"Since children with this disorder often develop it without any apparent cause, such a mouse model will also improve the likelihood of finding new treatments," said study author Miguel Cortez, MD, with the University of Toronto's Hospital for Sick Children.

Both studies were supported by Bloorview Children's Hospital Foundation, the Canadian Institutes of Health Research, and the Hospital for Sick Children Foundation.


Story Source:

The above story is based on materials provided by American Academy of Neurology. Note: Materials may be edited for content and length.


Cite This Page:

American Academy of Neurology. "Children With Epilepsy Seizures May Benefit From New Animal Model Of Disease." ScienceDaily. ScienceDaily, 26 April 2007. <www.sciencedaily.com/releases/2007/04/070425164947.htm>.
American Academy of Neurology. (2007, April 26). Children With Epilepsy Seizures May Benefit From New Animal Model Of Disease. ScienceDaily. Retrieved October 1, 2014 from www.sciencedaily.com/releases/2007/04/070425164947.htm
American Academy of Neurology. "Children With Epilepsy Seizures May Benefit From New Animal Model Of Disease." ScienceDaily. www.sciencedaily.com/releases/2007/04/070425164947.htm (accessed October 1, 2014).

Share This



More Health & Medicine News

Wednesday, October 1, 2014

Featured Research

from universities, journals, and other organizations


Featured Videos

from AP, Reuters, AFP, and other news services

Some Positive Ebola News: Outbreak 'Contained' In Nigeria

Some Positive Ebola News: Outbreak 'Contained' In Nigeria

Newsy (Sep. 30, 2014) The CDC says a new case of Ebola has not been reported in Nigeria for more than 21 days, leading to hopes the outbreak might be nearing its end. Video provided by Newsy
Powered by NewsLook.com
UN Ebola Mission Head: Immediate Action Is Crucial

UN Ebola Mission Head: Immediate Action Is Crucial

AFP (Sep. 30, 2014) The newly appointed head of the United Nations Mission for Ebola Emergency Response (UNMEER), Anthony Banbury, outlines operations to tackle the virus. Duration: 00:39 Video provided by AFP
Powered by NewsLook.com
CDC Confirms First Case of Ebola in US

CDC Confirms First Case of Ebola in US

AP (Sep. 30, 2014) The CDC has confirmed the first diagnosed case of Ebola in the United States. The patient is being treated at a Dallas hospital after traveling earlier this month from Liberia. (Sept. 30) Video provided by AP
Powered by NewsLook.com
New Breast Cancer Drug Extends Lives In Clinical Trial

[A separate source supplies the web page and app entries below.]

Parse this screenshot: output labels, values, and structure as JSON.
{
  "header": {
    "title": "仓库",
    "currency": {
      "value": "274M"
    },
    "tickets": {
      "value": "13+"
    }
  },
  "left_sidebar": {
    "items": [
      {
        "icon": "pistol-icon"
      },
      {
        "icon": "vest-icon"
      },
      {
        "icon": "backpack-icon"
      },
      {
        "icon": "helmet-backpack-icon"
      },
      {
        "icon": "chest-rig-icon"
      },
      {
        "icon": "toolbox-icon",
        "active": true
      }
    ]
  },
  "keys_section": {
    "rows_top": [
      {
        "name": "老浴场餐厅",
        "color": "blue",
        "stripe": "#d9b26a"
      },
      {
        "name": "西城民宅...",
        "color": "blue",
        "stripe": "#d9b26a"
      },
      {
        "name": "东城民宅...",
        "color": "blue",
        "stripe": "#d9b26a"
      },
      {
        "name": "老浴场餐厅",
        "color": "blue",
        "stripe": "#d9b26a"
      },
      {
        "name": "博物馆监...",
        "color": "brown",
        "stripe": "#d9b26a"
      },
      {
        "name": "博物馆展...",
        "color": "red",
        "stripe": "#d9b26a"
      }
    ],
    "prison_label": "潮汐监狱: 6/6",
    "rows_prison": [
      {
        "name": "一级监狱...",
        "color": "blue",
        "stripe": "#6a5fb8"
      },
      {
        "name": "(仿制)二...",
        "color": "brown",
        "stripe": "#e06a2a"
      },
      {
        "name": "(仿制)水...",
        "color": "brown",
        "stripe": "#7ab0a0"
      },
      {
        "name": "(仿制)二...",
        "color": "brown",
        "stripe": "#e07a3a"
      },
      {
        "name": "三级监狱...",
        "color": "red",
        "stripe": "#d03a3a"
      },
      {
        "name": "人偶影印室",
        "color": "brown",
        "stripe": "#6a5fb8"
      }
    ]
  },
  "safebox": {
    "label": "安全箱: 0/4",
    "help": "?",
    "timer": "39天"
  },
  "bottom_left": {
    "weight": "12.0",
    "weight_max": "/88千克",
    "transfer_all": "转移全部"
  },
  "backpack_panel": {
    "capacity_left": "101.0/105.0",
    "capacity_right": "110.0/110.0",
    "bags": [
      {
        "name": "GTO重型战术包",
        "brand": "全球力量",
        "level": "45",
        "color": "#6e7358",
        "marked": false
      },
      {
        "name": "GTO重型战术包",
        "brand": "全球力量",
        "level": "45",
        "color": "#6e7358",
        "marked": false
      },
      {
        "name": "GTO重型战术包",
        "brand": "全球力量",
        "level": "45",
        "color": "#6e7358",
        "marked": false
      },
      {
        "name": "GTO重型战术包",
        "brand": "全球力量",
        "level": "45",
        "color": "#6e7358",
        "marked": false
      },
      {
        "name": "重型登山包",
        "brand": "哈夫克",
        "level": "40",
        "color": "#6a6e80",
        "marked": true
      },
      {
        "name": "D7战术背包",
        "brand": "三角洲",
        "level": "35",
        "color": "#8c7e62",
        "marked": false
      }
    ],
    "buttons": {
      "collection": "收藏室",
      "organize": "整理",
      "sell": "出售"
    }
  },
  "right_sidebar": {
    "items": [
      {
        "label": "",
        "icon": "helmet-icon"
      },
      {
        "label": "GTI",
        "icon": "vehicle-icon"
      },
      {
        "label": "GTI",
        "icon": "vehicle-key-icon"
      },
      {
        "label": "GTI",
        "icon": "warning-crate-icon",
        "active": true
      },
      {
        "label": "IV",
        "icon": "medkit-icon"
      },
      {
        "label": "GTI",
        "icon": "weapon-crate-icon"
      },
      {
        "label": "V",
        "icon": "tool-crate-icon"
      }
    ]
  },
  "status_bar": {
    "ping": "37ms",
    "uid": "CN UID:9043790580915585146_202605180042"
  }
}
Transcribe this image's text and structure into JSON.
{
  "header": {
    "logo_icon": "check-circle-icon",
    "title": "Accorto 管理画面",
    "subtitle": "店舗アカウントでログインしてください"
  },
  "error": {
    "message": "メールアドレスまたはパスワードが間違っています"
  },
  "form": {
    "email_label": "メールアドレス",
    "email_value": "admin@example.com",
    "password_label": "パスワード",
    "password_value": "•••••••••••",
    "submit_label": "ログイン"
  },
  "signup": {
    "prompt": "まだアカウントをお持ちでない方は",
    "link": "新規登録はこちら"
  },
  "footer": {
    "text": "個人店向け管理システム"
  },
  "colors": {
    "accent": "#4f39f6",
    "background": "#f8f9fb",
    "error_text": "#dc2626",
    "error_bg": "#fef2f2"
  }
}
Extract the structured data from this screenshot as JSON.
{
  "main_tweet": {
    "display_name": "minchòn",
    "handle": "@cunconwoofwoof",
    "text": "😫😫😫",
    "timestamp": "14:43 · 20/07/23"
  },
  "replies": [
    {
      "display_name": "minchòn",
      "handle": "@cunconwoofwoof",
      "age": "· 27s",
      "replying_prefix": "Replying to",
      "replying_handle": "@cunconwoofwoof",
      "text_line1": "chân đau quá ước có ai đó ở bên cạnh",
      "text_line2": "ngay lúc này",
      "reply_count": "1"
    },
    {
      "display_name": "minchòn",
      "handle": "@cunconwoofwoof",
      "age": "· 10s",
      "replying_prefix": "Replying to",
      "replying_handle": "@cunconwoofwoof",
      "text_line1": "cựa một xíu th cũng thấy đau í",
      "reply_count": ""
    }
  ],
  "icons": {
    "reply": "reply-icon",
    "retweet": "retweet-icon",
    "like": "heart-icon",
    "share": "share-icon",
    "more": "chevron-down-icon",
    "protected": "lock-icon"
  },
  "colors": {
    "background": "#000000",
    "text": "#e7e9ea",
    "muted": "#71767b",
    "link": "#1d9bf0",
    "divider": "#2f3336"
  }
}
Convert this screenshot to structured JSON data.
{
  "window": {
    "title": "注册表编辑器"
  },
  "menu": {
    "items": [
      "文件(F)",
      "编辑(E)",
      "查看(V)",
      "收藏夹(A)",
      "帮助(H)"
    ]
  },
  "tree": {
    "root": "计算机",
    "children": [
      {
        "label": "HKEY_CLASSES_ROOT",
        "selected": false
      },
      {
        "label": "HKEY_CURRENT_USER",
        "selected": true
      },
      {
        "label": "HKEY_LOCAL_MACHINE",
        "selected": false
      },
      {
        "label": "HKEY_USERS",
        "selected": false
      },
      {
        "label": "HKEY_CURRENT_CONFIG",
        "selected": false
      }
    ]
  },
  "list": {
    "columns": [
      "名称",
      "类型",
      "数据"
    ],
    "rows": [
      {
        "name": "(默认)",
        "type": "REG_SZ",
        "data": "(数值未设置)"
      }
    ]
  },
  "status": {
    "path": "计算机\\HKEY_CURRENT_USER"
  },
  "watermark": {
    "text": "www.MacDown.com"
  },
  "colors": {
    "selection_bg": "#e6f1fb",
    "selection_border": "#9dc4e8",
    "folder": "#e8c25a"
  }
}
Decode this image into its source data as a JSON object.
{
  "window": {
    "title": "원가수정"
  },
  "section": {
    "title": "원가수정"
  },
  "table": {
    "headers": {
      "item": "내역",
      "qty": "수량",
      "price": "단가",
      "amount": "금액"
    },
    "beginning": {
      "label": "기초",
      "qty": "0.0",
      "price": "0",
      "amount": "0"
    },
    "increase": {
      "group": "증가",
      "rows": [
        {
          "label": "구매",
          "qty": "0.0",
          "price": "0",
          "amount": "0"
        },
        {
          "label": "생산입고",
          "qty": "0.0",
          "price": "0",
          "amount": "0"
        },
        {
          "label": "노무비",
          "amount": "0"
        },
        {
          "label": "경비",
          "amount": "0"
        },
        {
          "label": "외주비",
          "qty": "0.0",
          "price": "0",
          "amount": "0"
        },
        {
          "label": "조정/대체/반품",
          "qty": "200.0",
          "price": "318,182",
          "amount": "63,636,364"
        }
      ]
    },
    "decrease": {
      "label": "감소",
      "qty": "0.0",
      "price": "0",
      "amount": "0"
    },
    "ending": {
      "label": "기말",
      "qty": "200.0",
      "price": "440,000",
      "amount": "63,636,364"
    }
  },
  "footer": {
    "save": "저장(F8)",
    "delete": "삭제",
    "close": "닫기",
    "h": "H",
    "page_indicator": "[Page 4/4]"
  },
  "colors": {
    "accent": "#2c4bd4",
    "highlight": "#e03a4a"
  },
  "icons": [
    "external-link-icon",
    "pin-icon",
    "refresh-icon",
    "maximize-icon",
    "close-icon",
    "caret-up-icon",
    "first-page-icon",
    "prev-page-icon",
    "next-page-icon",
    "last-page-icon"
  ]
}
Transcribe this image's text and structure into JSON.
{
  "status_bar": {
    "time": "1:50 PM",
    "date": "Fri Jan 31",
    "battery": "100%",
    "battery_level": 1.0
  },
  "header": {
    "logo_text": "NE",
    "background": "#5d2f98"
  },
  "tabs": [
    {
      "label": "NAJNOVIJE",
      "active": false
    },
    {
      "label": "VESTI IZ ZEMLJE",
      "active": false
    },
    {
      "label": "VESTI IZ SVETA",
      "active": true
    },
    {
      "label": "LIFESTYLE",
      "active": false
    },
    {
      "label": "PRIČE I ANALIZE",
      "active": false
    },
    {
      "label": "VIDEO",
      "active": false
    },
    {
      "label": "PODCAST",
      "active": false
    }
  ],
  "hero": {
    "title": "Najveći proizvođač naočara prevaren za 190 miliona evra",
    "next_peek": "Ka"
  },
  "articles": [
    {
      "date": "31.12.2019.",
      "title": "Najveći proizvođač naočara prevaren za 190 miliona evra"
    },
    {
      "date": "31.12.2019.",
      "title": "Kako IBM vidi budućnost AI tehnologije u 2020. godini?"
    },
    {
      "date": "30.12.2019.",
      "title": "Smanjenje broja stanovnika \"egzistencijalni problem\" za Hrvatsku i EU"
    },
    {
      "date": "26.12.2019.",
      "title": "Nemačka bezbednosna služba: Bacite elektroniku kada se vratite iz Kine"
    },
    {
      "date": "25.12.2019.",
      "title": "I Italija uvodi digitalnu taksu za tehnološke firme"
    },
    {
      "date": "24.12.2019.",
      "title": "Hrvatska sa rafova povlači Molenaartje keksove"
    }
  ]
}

New Breast Cancer Drug Extends Lives In Clinical Trial

Newsy (Sep. 30, 2014) In a clinical trial, breast cancer patients lived an average of 15 months longer when they received new drug Perjeta along with Herceptin. Video provided by Newsy
Powered by NewsLook.com

Search ScienceDaily

Number of stories in archives: 140,361

Find with keyword(s):
Enter a keyword or phrase to search ScienceDaily for related topics and research stories.

Save/Print:
Share:

Breaking News:

Strange & Offbeat Stories


Health & Medicine

Mind & Brain

Living & Well

In Other News

... from NewsDaily.com

Science News

Health News

Environment News

Technology News



Save/Print:
Share:

Free Subscriptions


Get the latest science news with ScienceDaily's free email newsletters, updated daily and weekly. Or view hourly updated newsfeeds in your RSS reader:

Get Social & Mobile


Keep up to date with the latest news from ScienceDaily via social networks and mobile apps:

Have Feedback?


Tell us what you think of ScienceDaily -- we welcome both positive and negative comments. Have any problems using the site? Questions?
Mobile: iPhone Android Web
Follow: Facebook Twitter Google+
Subscribe: RSS Feeds Email Newsletters
Latest Headlines Health & Medicine Mind & Brain Space & Time Matter & Energy Computers & Math Plants & Animals Earth & Climate Fossils & Ruins